In Kansas, some politicians think its wrong for the government to choose your doctor while simultaneously supporting provisions of Kansas law that allow your employer to choose your doctor. What’s the difference?
Corporations–and corporate front-groups like the Kansas Chamber–give campaign cash.
For over two decades in Kansas, working Kansans have been denied proper treatment for workplace injuries, injuries that often arise from unsafe working conditions and employer negligence. The Kansas workers compensation act–the exclusive remedy for working Kansans injured on the job–is failing to live up to the promise of diagnosing and treating employee injuries arising from the workplace in Kansas. Instead of acting as a compromise between the business community and working Kansans, corporate interests in Topeka have weakened the Kansas workers’ compensation act to place the entire risk of unsafe working conditions on the backs of working Kansans–and leaving no recourse for working Kansans who are injured on the job.
Delbert Young fell of a bicycle in 2006 while working at the Boeing plant in Wichita, and his life changed forever.
Several months of false starts and inconclusive testing by physicians eventually led to neck surgery. It was not a fix. Doctors removed bone fragment in his spine and fused two vertebrae. He lost his job after 27 years and was declared permanently disabled.
He burned through his life savings while adjusting to life among the unemployed. ”My family’s finances have been devastated,” Young said…
Senate panel debates worker compensation, Topeka Capital-Journal, March 3, 2009
Delbert is permanently disabled, having two cervical vertebrae fused after his injury. His injury occurred on July 17, 2006, but Delbert didn’t receive a full diagnostic MRI until October 20, 2006–more than three months after the injury occurred.
In the meantime, Boeing doctors–because Delbert was prohibited under Kansas’ workers’ compensation system from choosing his own doctor–blamed his symptoms of dizziness and weak, “rubbery” legs on diabetes.
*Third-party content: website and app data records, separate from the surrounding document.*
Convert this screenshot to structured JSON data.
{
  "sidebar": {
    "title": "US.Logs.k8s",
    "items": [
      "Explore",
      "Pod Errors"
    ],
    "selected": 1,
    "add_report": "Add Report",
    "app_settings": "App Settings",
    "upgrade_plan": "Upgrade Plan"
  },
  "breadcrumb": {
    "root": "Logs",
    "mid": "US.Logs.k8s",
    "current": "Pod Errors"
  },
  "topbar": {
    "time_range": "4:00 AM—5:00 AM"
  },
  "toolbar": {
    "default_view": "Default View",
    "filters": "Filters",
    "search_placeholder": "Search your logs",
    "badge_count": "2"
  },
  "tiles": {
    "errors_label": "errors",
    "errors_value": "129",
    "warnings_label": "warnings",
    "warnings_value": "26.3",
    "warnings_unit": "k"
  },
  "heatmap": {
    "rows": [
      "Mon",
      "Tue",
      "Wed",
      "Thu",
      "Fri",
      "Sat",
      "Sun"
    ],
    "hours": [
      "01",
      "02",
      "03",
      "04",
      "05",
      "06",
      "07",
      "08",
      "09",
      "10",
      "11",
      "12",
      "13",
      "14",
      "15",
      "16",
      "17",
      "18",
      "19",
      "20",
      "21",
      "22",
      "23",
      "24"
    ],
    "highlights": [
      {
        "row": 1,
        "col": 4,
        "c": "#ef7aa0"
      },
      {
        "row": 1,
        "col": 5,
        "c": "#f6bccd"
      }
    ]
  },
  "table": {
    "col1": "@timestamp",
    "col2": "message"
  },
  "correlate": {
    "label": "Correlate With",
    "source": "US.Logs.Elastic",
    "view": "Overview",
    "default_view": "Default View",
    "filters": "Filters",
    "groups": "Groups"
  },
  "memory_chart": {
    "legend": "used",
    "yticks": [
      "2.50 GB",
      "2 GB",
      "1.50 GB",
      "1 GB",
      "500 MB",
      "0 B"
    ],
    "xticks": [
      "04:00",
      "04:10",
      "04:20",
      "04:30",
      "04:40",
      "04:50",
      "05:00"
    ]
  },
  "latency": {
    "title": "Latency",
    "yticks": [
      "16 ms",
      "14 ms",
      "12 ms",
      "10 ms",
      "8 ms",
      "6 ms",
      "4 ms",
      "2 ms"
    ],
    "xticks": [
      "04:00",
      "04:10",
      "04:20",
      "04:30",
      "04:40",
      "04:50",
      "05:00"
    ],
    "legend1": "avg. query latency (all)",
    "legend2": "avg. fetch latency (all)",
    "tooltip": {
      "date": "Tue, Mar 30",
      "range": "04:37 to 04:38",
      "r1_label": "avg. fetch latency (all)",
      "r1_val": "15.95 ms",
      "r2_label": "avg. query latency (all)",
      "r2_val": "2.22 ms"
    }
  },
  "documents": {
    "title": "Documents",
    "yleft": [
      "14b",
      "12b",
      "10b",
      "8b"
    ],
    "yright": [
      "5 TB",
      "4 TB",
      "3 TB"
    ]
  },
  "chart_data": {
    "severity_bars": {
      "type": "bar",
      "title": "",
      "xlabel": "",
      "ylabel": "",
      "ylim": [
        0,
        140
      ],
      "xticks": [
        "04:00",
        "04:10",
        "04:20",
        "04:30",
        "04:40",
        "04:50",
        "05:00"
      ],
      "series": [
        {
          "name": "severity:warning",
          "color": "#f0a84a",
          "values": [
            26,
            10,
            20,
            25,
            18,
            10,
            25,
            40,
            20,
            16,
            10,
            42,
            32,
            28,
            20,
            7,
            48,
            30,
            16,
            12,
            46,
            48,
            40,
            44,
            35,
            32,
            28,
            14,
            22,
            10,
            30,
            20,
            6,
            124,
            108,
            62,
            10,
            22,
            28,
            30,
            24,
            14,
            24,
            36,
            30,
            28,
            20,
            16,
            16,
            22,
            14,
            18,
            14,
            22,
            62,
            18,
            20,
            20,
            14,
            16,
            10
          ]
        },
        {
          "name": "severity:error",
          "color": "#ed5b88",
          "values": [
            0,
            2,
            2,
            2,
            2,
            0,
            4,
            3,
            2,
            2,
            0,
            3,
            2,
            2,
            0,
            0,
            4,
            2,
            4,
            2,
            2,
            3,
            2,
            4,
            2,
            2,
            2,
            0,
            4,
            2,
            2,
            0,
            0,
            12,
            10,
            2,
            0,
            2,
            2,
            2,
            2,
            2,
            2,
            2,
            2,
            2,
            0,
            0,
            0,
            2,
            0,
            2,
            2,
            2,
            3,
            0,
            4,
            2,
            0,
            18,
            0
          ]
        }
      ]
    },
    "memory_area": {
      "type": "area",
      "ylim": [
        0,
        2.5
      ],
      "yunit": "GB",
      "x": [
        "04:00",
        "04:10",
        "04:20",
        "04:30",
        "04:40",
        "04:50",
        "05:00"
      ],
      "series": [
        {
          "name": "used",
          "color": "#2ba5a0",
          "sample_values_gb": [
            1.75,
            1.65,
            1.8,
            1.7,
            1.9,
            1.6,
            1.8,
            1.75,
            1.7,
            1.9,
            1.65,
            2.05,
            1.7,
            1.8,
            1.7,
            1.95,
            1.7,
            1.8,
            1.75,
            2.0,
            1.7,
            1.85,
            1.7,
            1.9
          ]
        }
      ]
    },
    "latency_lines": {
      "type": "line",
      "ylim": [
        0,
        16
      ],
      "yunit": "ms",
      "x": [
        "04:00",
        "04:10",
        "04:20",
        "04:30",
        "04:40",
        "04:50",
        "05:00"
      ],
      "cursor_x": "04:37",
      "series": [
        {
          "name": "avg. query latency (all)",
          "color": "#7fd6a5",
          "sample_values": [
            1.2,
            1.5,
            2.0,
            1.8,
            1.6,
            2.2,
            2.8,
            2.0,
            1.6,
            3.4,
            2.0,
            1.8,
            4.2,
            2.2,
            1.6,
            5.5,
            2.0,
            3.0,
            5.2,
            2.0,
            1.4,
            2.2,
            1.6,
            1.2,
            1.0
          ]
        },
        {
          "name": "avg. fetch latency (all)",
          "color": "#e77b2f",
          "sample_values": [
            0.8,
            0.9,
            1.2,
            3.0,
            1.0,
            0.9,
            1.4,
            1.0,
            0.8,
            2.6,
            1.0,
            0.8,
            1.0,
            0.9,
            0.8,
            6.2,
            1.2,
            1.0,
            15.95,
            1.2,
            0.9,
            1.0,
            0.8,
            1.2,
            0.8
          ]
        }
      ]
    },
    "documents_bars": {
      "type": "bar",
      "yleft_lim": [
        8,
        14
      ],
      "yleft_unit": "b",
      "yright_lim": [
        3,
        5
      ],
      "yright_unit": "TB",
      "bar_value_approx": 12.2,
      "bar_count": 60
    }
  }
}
After receiving a full work-up for diabetes and determining Delbert’s diabetes were not the culprit for his symptoms, Delbert’s doctor ordered an MRI. However, when Delbert arrived to receive his MRI, he was denied because Boeing had not authorized the MRI.
He was denied a full MRI and Boeing would only authorize the MRI for Delbert’s shoulder–not his neck. For another two months, Delbert dealt with a significant injury to his spinal cord. On October 16, 2006, Delbert retained counsel to enforce his rights under the Kansas workers’ compensation act. The same day, Boeing authorized a full diagnostic MRI of Delbert’s neck and spinal cord, finding the severe injuries to his cervical vertebrae.
According to Delbert’s surgeon, if Delbert’s neck had been diagnosed and treated earlier, around 75% of Delbert’s injuries would have been corrected. But now, Delbert finds himself unable to work to support his family, including a sick daughter, and, as Delbert tells it in his own words…
“Because workers compensation is my exclusive remedy under Kansas law, I cannot hold my employer or their medical personnel accountable for their refusal to provide me with treatment for injuries that have left me permanently unable to work.”
Because Kansas law prohibits injured working Kansans from seeing their own doctor and gives the employer the authority to choose the doctor, working Kansans are denied appropriate medical treatment after a workplace injury. The focus of the employers’ medical staff is, first, to reduce medical costs for the employer and, second, treatment of the injured employee. Injuries not appropriately diagnosed and treated immediately can morph into a more permanent and long-term disability, such as the circumstances that Delbert Young now faces.
During the 2010 Kansas legislative session, while the Kansas Legislature held extensive hearings on potential federal health care reforms, a bill that would have granted working Kansans the opportunity to choose their own doctor after workplace injuries failed to even obtain a hearing.
Senate Bill 547 would have granted working Kansans injured on the job the right to determine their own doctor, among other reforms. The bill provided:
An injured employee may designate a licensed health care provider to provide medical and surgical treatment reasonably necessary to cure and relieve the employee from the effects of the injury.
Introduced in early in the 2010 session, Senate Bill 547 was never provided a hearing and died upon the close of the session in May. If leaders of the Kansas Legislature were truly interested in the fundamental freedom of all Kansans to choose their own doctors, Senate Bill 547 would have been given a hearing.